  45. "There is no possibility that the text of Daniel could have been composed as late as the Maccabean uprising, and that there is every likelihood that the Aramaic comes from the same period, if not a century earlier, than the Aramaic of the Elephantine Papyri and of Ezra, which are admittedly fifth-century productions. It goes without saying that if the predictions concerning the period of Antiochus III and Antiochus IV (222-164 BC) are composed in language antedating the second-century and third-century B.C., then the whole effort to explain Daniel as a vaticinium ex eventu must be abandoned."
  46. E.C. Lucas, Daniel (Apollos OT Commentary; Apollos, 2002) p. 307.
  47. Frank E. Gaebelein, The Expositor's Bible Commentary, Vol. 7, Zondervan, 1985, p. 21.
  48. John E. Goldingay, Daniel, (Word Biblical Commentary, 30; Dallas: Word Books, 1989), p. xxv.
  49. Craig Blomberg, Jesus and the Gospels, Apollos 1997, pp.322-326
  50. N. T. Wright, Jesus and the Victory of God, Fortress 1996, p. 348ff.


  • Ernest C. Lucas, Daniel, 2002. ISBN 0-85111-780-5.
  • John J. Collins, Daniel: A Commentary on the Book of Daniel, 1993. ISBN 0-8006-6040-4.
  • T. E. Gaston, Historical Issues in the Book of Daniel, 2009. ISBN 978-0-9561540-0-2.
  • E. J. Bickerman, Four Strange Books of the Bible, 1967. ISBN 0-8052-0774-0.
  • Robert Eisenman, James the Brother of Jesus, 1997. ISBN 0-14-025773-X.

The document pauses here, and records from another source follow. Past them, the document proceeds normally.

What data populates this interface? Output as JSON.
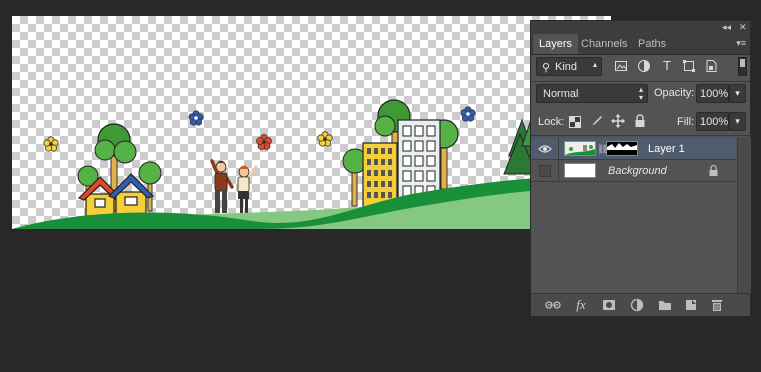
{
  "panel": {
    "collapse_glyph": "◂◂",
    "close_glyph": "✕",
    "menu_glyph": "▾≡",
    "tabs": [
      {
        "label": "Layers",
        "active": true
      },
      {
        "label": "Channels",
        "active": false
      },
      {
        "label": "Paths",
        "active": false
      }
    ],
    "filter": {
      "search_glyph": "⚲",
      "kind_label": "Kind",
      "icons": [
        "image-filter-icon",
        "adjustment-filter-icon",
        "type-filter-icon",
        "shape-filter-icon",
        "smart-object-filter-icon"
      ],
      "type_glyph": "T"
    },
    "blend_mode": "Normal",
    "opacity_label": "Opacity:",
    "opacity_value": "100%",
    "lock_label": "Lock:",
    "fill_label": "Fill:",
    "fill_value": "100%",
    "layers": [
      {
        "name": "Layer 1",
        "visible": true,
        "selected": true,
        "has_mask": true,
        "locked": false,
        "italic": false
      },
      {
        "name": "Background",
        "visible": false,
        "selected": false,
        "has_mask": false,
        "locked": true,
        "italic": true
      }
    ],
    "bottom_icons": [
      "link-layers-icon",
      "layer-style-icon",
      "add-mask-icon",
      "adjustment-layer-icon",
      "new-group-icon",
      "new-layer-icon",
      "delete-layer-icon"
    ],
    "fx_label": "fx"
  },
  "colors": {
    "app_background": "#282828",
    "panel_background": "#535353",
    "selected_layer": "#4f5c6e",
    "hill_dark": "#1a8f3a",
    "hill_light": "#84c882"
  }
}
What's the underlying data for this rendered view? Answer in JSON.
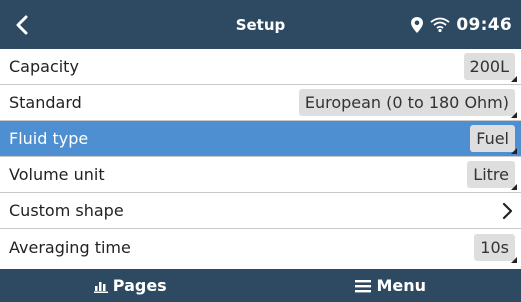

  • Pierre Briant, From Cyrus to Alexander. Librairie Artheme Fayard (Paris), 1996. (Translation by Peter Daniels, 2002) p. 42.
  • Louis F. Hartman and Alexander A. Di Lella, "Daniel," in Raymond E. Brown et al., ed., The New Jerome Biblical Commentary, 1990, pp. 406–20.
  • W. Sibley Towner, "Daniel," in The Oxford Companion to the Bible, 1993, pp. 149–52.
  • John F. Walvoord, Daniel: The Key to Prophetic Revelation, 1989. ISBN 0-8024-1753-1.
  • D.J. Wiseman, T.C. Mitchell & R. Joyce, W.J. Martin & K.A. Kitchen, Notes on Some Problems in the Book of Daniel. London: The Tyndale Press, 1965.
  • Easton's Bible dictionary